Monday, April 20, 2015

What Is a Daffodil?

A daffodil is a yellow, delicate flower.

That is what I would have told you before I moved to Silver Spring.

(Silver Spring is suburban hell. That is what I would have told you before I moved to Silver Spring.)

We saw this house on a rainy December day. It was warm and lit, the family evacuated temporarily, and there were just-baked cupcakes on the stove. It was a Home.

In the dark of February, we moved in, and so did the snow. The yard outside, white through the window pane, seemed like just a picture. Tree branches, low and forgiving, held out the precip measurements: two inches, three inches. Relentless.

The dining room was empty, and the extra bedroom was still pink, when my family came over to visit the house. My dad is the one who noticed something in the backyard, coming out of the mulch.

Daffodils, he said.

Really, I said. Wow. They were green blades slicing, improbably, through the nearly frozen soil. Having lived in the city so many years, I would have had no idea what the hell they were.
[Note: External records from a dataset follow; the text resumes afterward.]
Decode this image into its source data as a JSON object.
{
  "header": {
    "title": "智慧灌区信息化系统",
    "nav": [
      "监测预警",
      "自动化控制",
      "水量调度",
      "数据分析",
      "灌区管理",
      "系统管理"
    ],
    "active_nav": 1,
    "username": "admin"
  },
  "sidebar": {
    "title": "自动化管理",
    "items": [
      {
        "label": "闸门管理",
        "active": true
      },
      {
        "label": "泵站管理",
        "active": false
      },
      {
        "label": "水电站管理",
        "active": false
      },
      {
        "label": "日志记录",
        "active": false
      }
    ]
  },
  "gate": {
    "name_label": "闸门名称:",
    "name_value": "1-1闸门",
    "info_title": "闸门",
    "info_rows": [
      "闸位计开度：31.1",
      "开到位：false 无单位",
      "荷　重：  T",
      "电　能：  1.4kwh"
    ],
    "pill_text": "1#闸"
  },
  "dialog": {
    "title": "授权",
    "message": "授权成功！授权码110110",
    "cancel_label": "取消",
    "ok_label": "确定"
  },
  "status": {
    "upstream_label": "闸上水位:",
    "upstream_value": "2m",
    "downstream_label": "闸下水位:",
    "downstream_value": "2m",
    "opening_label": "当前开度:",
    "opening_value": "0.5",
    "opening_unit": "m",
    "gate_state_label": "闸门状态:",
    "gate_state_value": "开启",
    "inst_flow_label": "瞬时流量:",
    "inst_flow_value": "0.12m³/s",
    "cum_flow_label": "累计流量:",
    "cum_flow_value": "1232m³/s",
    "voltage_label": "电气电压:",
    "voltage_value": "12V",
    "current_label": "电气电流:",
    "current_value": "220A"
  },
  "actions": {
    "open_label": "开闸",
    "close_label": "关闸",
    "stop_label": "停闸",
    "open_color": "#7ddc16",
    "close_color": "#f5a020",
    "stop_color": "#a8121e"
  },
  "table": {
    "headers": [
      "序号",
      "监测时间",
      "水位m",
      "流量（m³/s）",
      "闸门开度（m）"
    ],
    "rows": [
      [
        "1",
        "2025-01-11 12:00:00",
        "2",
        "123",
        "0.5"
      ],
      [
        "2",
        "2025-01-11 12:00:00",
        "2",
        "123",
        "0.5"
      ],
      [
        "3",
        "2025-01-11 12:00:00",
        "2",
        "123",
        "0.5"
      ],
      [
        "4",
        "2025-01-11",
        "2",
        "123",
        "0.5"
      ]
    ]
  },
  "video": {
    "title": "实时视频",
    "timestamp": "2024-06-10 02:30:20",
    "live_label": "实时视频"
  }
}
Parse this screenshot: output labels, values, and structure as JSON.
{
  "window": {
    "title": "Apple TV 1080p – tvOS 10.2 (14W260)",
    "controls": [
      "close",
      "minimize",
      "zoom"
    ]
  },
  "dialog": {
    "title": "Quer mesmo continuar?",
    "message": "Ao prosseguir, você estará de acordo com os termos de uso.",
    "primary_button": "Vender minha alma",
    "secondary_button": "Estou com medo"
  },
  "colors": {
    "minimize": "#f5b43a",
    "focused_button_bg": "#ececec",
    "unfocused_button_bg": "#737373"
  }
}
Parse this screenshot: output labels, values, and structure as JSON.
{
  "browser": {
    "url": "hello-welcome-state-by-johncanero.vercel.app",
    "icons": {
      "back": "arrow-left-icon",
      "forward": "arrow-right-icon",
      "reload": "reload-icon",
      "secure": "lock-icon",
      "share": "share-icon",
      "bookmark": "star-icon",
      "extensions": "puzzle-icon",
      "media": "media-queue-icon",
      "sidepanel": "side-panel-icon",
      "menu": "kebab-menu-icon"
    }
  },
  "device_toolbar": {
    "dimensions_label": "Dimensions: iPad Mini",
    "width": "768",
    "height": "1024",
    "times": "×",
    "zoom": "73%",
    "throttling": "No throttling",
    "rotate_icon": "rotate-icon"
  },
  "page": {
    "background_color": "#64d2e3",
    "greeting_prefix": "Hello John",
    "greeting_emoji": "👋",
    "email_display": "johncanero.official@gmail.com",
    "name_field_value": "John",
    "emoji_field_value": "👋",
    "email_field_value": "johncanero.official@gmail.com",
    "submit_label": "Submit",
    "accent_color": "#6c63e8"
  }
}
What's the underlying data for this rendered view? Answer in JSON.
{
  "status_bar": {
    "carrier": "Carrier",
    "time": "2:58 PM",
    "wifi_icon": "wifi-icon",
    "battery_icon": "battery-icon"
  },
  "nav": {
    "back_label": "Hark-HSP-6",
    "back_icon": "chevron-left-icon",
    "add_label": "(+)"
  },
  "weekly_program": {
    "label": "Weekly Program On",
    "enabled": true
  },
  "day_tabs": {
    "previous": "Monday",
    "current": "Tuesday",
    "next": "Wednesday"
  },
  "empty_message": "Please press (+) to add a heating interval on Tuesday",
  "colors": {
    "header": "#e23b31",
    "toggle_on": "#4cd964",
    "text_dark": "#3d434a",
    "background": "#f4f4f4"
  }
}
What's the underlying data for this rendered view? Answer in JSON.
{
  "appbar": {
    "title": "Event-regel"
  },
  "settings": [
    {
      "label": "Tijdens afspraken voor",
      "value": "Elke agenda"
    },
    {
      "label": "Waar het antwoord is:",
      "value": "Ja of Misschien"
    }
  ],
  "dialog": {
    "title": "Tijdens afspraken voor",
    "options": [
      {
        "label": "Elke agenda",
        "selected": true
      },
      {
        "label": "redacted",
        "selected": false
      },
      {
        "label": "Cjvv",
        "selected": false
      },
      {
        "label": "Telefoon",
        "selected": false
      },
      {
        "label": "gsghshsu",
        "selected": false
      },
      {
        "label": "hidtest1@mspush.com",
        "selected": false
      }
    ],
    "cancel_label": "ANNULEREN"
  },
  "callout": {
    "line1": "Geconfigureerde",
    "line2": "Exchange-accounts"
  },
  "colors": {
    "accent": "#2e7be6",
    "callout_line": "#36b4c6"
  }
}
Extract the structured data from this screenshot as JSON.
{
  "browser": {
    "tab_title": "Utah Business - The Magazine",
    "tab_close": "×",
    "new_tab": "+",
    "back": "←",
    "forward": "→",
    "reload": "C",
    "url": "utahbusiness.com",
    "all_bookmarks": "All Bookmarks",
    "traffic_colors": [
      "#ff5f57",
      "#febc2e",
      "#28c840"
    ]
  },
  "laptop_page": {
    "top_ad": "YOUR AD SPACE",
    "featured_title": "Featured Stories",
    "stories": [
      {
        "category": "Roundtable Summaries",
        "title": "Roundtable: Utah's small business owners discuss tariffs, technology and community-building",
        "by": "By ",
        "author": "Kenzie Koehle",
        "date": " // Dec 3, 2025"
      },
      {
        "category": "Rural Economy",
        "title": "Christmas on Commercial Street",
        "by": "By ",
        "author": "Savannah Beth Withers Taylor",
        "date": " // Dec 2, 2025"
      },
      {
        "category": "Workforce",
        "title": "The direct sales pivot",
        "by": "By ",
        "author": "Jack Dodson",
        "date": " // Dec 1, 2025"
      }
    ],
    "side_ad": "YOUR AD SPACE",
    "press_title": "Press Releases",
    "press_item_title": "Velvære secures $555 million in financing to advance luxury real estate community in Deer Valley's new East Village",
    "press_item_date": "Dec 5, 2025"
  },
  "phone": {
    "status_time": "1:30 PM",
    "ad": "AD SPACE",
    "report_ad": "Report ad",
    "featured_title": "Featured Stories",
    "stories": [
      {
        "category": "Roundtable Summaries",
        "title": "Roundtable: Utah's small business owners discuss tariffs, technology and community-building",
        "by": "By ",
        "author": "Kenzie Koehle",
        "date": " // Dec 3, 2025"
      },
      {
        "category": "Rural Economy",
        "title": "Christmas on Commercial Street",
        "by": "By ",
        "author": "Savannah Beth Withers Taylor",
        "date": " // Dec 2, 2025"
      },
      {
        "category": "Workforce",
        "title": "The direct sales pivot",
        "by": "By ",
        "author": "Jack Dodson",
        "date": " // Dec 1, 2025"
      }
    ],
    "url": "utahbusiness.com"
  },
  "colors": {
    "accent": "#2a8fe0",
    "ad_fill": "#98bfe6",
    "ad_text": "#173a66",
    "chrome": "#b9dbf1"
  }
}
In the twentysomething temperatures, we turned off the humidifier, as warned, so that it wouldn't freeze and shut down the heat. We unpacked, and we waited.

My dad was right. The blades unsheathed themselves. Pale yellow flowers eventually marched into our yard. They lined the back wall, they streamed down the front walk.

We bought the house on hope, cupcakes, warmth, urban fatigue, and luck. It was built in 1948. 

A daffodil is a perennial, a bulb that you drop in the ground that flowers anew each year.

(Silver Spring is worth considering when your work is in the city but you're tired of sirens and exhaust.)

"They'll only last a few weeks," my dad said of the daffodils. I finally understood (i.e. finally asked) why he always went to the trouble of planting annuals, those cheery little flowers bound to last only until fall if they were lucky. 

The annuals would last until fall, that was the point. 

What else did he know that I hadn't asked about?

When I come home from work now, especially after a hard day, I go to see what new mysteries the backyard has decided to unveil. Someone who lived here, at some time, loved and knew daffodils, and planted many types.

"They're the soldiers of spring," I said one morning, watching them wave in a chilly breeze.

"What?" said Sir UncMo.

They're the brave ones, the ones who barrel forth on a bleak landscape, giving hope to the rest of us. They show us the way, then are gone too early.

Not to make it too heavy, but really.

The daffodil enthusiast who lived here planted different varieties. Never knew there was such a thing as more than one kind of daffodil. The yard has at least five types, including one with a sunny orange cup, another miniature and screaming yellow, another almost white like the snow. 

(Silver Spring is a place where I live happily now.)

I also never knew, until this season, that daffodils could inspire wonderfully nerdy columns with prose like this:

"I simply require Millennium Perfection, a buttercup-yellow trumpet of form and substance that makes King Alfred (or Carlton) look like a weed."

The couple who sold us house told us it had been meticulously maintained by two surgeons (it's near a hospital). Whoever planted those daffodils gave us a gift that goes way beyond blossoms. Did he or she know that, while kneeling in the dirt, thinking of spring?

A daffodil is a palliative, a show piece, a conversation, and a window on time.